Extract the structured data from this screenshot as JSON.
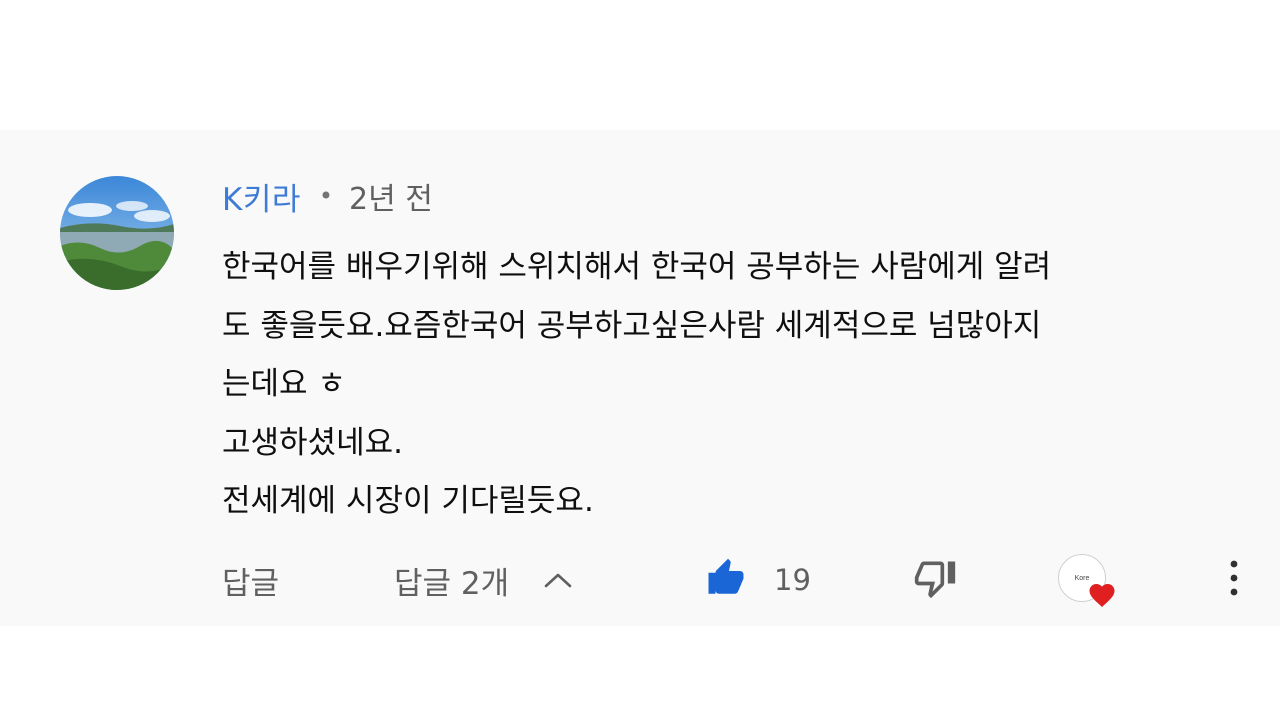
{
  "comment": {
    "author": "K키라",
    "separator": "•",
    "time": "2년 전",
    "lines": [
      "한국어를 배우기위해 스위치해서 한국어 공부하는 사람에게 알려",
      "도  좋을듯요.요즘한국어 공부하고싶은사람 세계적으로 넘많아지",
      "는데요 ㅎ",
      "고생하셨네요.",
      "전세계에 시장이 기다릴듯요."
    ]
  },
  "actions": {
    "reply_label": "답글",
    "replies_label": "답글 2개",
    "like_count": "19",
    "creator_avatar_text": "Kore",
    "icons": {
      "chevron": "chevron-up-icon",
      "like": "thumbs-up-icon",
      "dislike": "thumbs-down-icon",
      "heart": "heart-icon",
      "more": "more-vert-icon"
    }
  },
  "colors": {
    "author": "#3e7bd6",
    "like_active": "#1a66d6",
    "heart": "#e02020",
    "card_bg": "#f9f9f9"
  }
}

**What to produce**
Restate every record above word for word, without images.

**Result of this exercise**
Extract the structured data from this screenshot as JSON.
{
  "comment": {
    "author": "K키라",
    "separator": "•",
    "time": "2년 전",
    "lines": [
      "한국어를 배우기위해 스위치해서 한국어 공부하는 사람에게 알려",
      "도  좋을듯요.요즘한국어 공부하고싶은사람 세계적으로 넘많아지",
      "는데요 ㅎ",
      "고생하셨네요.",
      "전세계에 시장이 기다릴듯요."
    ]
  },
  "actions": {
    "reply_label": "답글",
    "replies_label": "답글 2개",
    "like_count": "19",
    "creator_avatar_text": "Kore",
    "icons": {
      "chevron": "chevron-up-icon",
      "like": "thumbs-up-icon",
      "dislike": "thumbs-down-icon",
      "heart": "heart-icon",
      "more": "more-vert-icon"
    }
  },
  "colors": {
    "author": "#3e7bd6",
    "like_active": "#1a66d6",
    "heart": "#e02020",
    "card_bg": "#f9f9f9"
  }
}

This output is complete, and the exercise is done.